2) A subscription-and-micropayments business model. As you’ll see if you register (for free) on the paper’s site, NewsAtomic, after an introductory-offer period, articles from the paper for nonsubscribers cost 25 cents apiece. For as long as the internet has existed, I’ve heard journalism leaders talk about the coming era of micropayments. Here’s a tiny newspaper in rural New York that has put the plan into effect.

Subscribers to the paper, for as little as a few dollars a month, get unlimited access to its articles. Occasional visitors can sample the stories for a low price, with the hope and expectation that some of them will be attracted to become long-term readers and subscribers.

“A weekly paper publishes once a week—and provides a finished, crafted piece that often is many days ‘old news’ but is still quite relevant and desired,” Shiffer said. (In previous installments from Maine and Massachusetts, I’ve emphasized how small newspapers have turned a weekly-or-slower publication schedule into an advantage.) “The NewsAtomic system allows us to provide both to our readers—regular updates to a developing story, and more in-depth pieces where sources have had time to get back to you.” Every publication that hopes to survive in the digital age is trying to balance the variables in this equation: on-the-news immediacy versus analytical value; outside-the-paywall “free” material to draw attention and shape public conversation, versus subscribers-only items to keep the reporting-and-editing core going. The Shawangunk publications are trying to create a new model for smaller publications.

“The micropayments are for occasional readers, and, crucially, allow one publication’s readers to sample another publication’s content from time to time,” Alex Shiffer said, “especially in cases where there is coverage of a story by multiple pubs. It’s a way of spreading reader revenue across our participating publications fairly, and it puts the bulk of the revenue where it belongs: with the publisher, not the platform.”


Staffers of The Devil’s Advocate, the high-school-student-run news application from Ellenville (Courtesy of Amberly Jane Campbell)

3) The students’ own paper. As Alex Shiffer studied the Journal’s readership, he came across this blunt fact: “The main reason we lose print readers is due to death. It’s not that reading the paper is all that dangerous! It’s just that they’re old.”

To replenish the readership, and to increase student involvement in the community and interest in journalism, the print Shawangunk Journal and online NewsAtomic site are complemented by a student-run news app called The Devil’s Advocate. (It is free and available in iPhone and Android versions.)

Jasmine Shiffer, elder daughter of Alex Shiffer and Sharon Richman, is 17 years old and a senior at Ellenville High School. “When I was a freshman, the high school had a paper—but it was in print, and it only came out twice a year,” Jasmine Shiffer told me on the phone. “It was kind of pathetic.”

“Then in my sophomore year, it just completely disappeared.

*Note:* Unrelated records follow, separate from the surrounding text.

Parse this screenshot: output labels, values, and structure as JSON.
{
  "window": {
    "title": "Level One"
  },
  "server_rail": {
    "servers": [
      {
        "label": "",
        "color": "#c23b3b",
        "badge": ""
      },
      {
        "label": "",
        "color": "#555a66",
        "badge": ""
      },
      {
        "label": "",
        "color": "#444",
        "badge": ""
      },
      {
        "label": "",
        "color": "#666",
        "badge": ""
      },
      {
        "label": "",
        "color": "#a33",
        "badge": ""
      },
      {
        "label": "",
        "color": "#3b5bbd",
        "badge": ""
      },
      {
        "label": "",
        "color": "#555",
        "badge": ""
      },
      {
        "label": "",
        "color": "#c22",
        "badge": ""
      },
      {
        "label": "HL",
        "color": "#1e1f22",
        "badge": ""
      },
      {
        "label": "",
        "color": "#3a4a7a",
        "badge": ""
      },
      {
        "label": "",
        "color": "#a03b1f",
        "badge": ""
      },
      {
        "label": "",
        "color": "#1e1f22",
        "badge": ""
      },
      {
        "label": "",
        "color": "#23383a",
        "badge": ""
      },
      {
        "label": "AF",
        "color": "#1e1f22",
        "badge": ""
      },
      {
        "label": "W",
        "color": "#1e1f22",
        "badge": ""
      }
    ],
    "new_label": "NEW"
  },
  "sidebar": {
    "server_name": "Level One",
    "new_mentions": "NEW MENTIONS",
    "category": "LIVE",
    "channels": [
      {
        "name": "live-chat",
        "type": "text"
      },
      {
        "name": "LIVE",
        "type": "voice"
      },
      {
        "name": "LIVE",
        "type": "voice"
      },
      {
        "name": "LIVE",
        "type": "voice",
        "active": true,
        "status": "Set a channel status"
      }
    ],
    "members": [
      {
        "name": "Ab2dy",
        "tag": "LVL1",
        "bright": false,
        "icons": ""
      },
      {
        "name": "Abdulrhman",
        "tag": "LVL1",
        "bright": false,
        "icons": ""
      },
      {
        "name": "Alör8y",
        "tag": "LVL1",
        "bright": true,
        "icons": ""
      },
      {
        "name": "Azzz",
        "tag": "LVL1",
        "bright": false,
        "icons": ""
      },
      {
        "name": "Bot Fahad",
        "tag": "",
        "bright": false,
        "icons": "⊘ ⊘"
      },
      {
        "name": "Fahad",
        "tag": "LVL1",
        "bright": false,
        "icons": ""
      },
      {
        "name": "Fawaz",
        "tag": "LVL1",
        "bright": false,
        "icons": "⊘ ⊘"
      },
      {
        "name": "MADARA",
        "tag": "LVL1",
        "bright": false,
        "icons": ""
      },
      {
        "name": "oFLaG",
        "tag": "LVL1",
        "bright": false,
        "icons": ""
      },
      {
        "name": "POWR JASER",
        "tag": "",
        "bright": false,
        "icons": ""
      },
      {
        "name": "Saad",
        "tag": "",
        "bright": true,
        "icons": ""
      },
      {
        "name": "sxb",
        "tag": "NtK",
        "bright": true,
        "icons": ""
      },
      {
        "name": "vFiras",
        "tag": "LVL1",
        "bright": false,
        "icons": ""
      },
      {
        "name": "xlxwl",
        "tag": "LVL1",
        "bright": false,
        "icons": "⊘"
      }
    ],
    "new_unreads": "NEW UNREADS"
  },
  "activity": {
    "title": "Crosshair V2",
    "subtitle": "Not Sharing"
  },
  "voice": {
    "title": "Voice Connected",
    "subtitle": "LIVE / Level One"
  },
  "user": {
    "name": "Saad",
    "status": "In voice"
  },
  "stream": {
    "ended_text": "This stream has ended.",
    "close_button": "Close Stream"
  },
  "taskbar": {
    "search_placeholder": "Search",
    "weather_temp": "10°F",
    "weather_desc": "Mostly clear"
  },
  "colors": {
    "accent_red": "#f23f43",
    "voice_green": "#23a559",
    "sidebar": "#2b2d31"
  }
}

I thought that every school deserves a newspaper, and online seems to be the only way to get to kids like me these days. So I wanted to start a paper for the school.”

She did. Without any official involvement from or approval by high-school authorities, a group of students now put out news posts every school day on the Devil’s Advocate app. “We cover a wide variety,” Jasmine Shiffer said. “Some sports, some culture—the real stuff, and the fun stuff.

“People love it,” she said. “So much of ‘the news’ seems so boring and disconnected from our real lives. To have this school paper written by their friends, and about their friends, makes everything seem so much more accessible.”

What comes next for Jasmine, after her senior year in high school? “I’ve really enjoyed doing this, much more than I thought I would. I have seen my parents and all the struggles they have gone through owning this paper. So I was nervous about the whole journalism thing. But at least in college I want to be involved in journalism.”


Is the Shawganunk Journal/NewsAtomic/Devil’s Advocate model “the” answer for other local publications? Of course not—their combined success is still provisional, and market and civic circumstances vary city by city.

But together they offer another illustration of a range of possible solutions for local publications, and the communities that depend on them.